Metal halide perovskite has emerged as a highly promising photovoltaic material. Perovskite-based solar cells
now exhibit power conversion efficiencies exceeding $22\%$; higher than that of market-leading multi-crystalline
silicon, and comparable to the Shockley-Queisser limit of around $33\%$ (the maximum obtainable efficiency for a
single junction solar cell). In addition to fast electronic phenomena, occurring on timescales of nanoseconds, they
also exhibit much slower dynamics on the timescales of several seconds and up to a day. One well-documented
example of this is the 'anomalous' hysteresis observed in current-voltage scans where the applied voltage is varied
whilst the output current is measured. There is now a consensus that this is caused by the motion of ions in the
perovskite material affecting the internal electric field and in turn the electronic transport.

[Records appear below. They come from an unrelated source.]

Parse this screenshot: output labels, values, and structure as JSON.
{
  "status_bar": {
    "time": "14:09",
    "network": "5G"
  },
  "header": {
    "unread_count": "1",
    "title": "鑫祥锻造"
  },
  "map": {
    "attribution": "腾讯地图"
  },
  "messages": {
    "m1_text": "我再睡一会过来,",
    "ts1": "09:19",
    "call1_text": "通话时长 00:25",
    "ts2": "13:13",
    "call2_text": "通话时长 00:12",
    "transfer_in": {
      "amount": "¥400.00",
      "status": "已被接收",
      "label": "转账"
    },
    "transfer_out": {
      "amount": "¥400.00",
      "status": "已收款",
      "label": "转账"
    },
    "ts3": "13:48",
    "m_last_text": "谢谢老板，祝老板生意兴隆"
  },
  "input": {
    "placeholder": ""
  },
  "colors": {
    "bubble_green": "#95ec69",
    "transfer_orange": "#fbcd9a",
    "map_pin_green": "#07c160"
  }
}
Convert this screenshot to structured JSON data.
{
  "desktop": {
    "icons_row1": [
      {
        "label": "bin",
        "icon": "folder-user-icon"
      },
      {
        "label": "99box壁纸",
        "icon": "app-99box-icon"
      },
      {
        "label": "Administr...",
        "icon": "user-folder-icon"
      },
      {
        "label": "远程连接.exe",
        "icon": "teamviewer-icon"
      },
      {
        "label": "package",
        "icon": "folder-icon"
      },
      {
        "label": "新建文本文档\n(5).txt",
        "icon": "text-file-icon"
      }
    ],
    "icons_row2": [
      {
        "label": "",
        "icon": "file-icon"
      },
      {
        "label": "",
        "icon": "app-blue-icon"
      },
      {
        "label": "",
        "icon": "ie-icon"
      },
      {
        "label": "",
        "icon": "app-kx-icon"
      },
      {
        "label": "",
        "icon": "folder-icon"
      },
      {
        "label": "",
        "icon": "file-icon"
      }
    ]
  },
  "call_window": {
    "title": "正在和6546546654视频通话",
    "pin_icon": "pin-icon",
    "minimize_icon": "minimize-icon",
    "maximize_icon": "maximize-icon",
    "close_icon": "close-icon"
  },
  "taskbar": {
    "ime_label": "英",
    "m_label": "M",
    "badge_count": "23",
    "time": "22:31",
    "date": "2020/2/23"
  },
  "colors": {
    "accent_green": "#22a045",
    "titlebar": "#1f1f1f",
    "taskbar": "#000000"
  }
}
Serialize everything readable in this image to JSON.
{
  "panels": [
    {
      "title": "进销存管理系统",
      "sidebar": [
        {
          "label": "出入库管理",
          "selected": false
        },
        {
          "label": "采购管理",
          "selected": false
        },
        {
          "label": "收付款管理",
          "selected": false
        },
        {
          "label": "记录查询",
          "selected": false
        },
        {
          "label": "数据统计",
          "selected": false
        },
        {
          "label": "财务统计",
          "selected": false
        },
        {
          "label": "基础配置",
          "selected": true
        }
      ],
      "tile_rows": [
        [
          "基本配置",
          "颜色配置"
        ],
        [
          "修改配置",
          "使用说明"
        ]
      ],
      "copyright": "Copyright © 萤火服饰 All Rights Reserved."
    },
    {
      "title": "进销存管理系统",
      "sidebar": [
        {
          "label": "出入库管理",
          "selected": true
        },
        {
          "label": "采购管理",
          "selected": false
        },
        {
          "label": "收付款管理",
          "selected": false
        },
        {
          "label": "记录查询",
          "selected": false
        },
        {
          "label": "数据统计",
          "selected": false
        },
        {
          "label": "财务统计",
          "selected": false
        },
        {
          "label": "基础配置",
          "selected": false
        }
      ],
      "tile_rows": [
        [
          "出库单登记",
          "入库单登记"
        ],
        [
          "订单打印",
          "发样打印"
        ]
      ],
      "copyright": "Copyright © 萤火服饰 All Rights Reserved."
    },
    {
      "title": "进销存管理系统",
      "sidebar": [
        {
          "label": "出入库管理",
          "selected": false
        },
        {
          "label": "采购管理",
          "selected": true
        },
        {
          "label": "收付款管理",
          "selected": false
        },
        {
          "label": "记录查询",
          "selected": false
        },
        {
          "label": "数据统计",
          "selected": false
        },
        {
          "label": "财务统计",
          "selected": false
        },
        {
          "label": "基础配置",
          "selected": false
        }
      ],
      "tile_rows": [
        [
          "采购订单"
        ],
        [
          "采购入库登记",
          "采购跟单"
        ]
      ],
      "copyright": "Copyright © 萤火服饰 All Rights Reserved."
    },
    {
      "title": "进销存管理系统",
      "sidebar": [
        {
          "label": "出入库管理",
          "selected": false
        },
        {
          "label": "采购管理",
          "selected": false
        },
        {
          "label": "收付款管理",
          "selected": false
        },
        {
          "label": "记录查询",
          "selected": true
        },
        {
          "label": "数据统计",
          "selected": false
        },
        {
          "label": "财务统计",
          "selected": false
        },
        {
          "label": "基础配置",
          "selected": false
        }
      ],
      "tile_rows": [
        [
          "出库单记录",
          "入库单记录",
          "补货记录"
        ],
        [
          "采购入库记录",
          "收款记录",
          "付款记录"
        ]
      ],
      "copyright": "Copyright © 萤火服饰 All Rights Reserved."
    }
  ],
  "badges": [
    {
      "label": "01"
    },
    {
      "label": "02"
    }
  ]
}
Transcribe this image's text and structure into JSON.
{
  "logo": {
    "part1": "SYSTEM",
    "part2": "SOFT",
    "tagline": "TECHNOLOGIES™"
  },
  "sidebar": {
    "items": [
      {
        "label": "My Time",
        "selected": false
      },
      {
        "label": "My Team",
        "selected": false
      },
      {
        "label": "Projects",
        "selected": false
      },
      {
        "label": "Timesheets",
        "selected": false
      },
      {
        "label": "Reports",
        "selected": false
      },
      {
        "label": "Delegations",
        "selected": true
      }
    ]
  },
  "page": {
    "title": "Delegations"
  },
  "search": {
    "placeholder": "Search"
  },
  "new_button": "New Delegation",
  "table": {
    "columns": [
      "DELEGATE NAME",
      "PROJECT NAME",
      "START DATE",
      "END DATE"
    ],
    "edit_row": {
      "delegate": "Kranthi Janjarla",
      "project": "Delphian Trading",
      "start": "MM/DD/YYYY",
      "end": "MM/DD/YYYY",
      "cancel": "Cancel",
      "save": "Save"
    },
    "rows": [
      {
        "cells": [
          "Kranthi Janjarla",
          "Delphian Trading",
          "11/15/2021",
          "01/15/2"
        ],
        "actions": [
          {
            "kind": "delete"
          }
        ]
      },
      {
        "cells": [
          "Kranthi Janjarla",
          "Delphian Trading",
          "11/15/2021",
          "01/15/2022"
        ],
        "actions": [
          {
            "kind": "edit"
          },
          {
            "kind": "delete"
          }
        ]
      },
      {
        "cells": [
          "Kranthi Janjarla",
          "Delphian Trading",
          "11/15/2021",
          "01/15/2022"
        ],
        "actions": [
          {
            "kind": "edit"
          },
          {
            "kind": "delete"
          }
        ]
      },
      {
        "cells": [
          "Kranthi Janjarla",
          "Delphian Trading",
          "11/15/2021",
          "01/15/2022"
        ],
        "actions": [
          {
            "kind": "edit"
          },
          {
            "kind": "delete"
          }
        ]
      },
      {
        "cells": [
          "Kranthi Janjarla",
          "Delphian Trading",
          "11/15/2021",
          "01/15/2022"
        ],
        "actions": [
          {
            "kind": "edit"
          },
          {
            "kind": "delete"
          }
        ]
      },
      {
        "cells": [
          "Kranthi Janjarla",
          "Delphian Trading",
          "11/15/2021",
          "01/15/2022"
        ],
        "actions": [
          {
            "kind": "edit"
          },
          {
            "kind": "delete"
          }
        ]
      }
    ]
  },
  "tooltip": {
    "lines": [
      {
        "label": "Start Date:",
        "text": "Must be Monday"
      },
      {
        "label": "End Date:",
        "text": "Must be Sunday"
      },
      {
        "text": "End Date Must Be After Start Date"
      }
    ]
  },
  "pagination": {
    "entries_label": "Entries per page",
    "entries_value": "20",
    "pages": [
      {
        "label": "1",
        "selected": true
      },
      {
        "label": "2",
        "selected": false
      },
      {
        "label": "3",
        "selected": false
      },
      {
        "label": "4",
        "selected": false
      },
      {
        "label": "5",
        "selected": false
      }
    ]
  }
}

We will discuss the formulation of a drift-diffusion model for the coupled electronic and ionic transport in a perovskite solar cell as well as its systematic simplification via the method of matched asymptotic expansions. We will use the resulting reduced model to give a cogent explanation for some experimental observations including, (i) the apparent disappearance of current-voltage hysteresis for certain device architectures, and (ii) the slow fading of performance under illumination during the day and subsequent recovery in the dark overnight. Finally, we suggest ways in which materials and geometry can be chosen to reduce charge carrier recombination and improve device performance.

Category Theory was created by Eilenberg and Mac Lane more than 50 years ago. In this relatively short period of time Category Theory had transformed several areas of mathematics, primarily Algebraic Topology, and, perhaps unexpectedly, infiltrated nearly all areas of mathematics and even extending to physics, computer science, linguistics, and biology. Recent developments are strongly indicating that Category Theory reached a level of maturity allowing a line of applications attacking problems at the forefront of scientific and industry-fuelled inquiry. In particular, the new journal "Compositionality", the book "Seven Sketches in Compositionality: An Invitation to Applied Category Theory" by Spivak and Fong, and the book "What is Applied Category Theory?" by Bradley are some of the indications of the expected utility in the subject.

In this introductory talk I will offer an invitation to category theory assuming no prior knowledge of categories. Employing the perfect vision of hindsight I will offer a new perspective on the notion of injective, surjective, and bijective functions which will naturally lead to basic concepts of category theory and illustrate the power inherent in a categorical perspective. The lecture is accessible to second year undergraduate students. Anybody interested in accepting the invitation may be interested to attend a series of lectures I will give on Friday afternoons which will do more than just scratch the surface.